|The Music Lesson by Jan Vermeer|
By Tomas Tranströmer
No protected world...Just behind the wall the noise begins,
with laughter and bickering, rows of teeth, tears, the din of bells
and the insane brother-in-law, the death-bringer we all must tremble for.
The big explosion and the tramp of rescue arriving late,
the boats preening themselves on the straits, the money creeping down
in the wrong man's pocket
demands stacked on demands
gaping red flowerheads sweating premonitions of war.
|Woman in Blue Reading a Letter by Jan Vermeer|
into the second that's allowed to live for centuries.
Pictures that call themselves The Music Lesson
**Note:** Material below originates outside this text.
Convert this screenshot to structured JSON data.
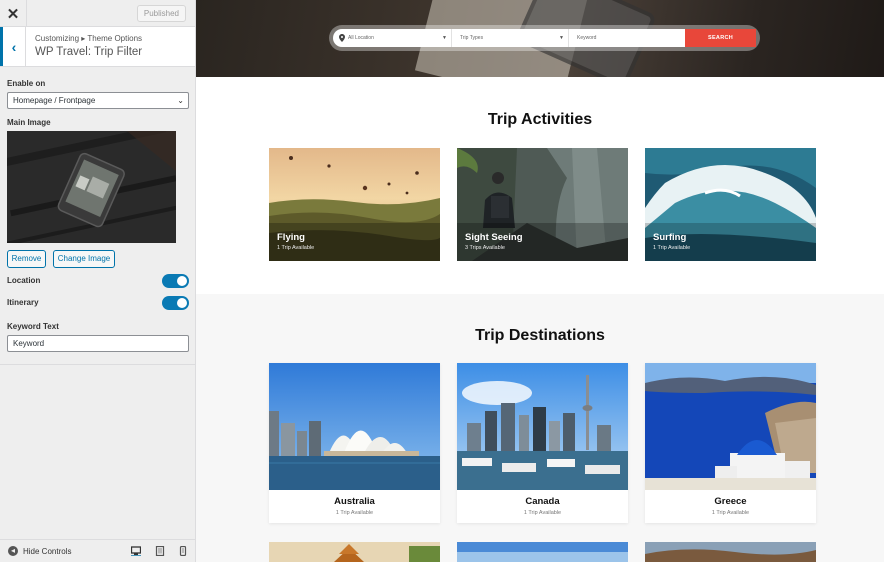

or Woman in Blue Reading a Letter —
she's in her eighth month, two hearts kicking inside her.
On the wall behind is a wrinkled map of Terra Incognita.
Breathe calmly...An unknown blue material is nailed to the chairs.
The gold studs flew in with incredible speed
and stopped abruptly
as if they had never been other than stillness.
Ears sing, from depth or height.
It's the pressure from the other side of the wall.
It makes each fact float
and steadies the brush.
It hurts to go through walls, it makes you ill
but is necessary.
The world is one. But walls...
And the wall is part of yourself —
we know or we don't know but it's true for us all
except for small children. No walls for them.
The clear sky has leaned against the wall.
It's like a prayer to the emptiness.
And the emptiness turns its face to us and whispers,
"I am not empty. I am open."
"Vermeer" and many other Tranströmer poems can be found in the great enigma, new collected poems (c) 1987 Thomas Tranströmer, published by New Directions Books. Kudos to translator by Robin Fulton.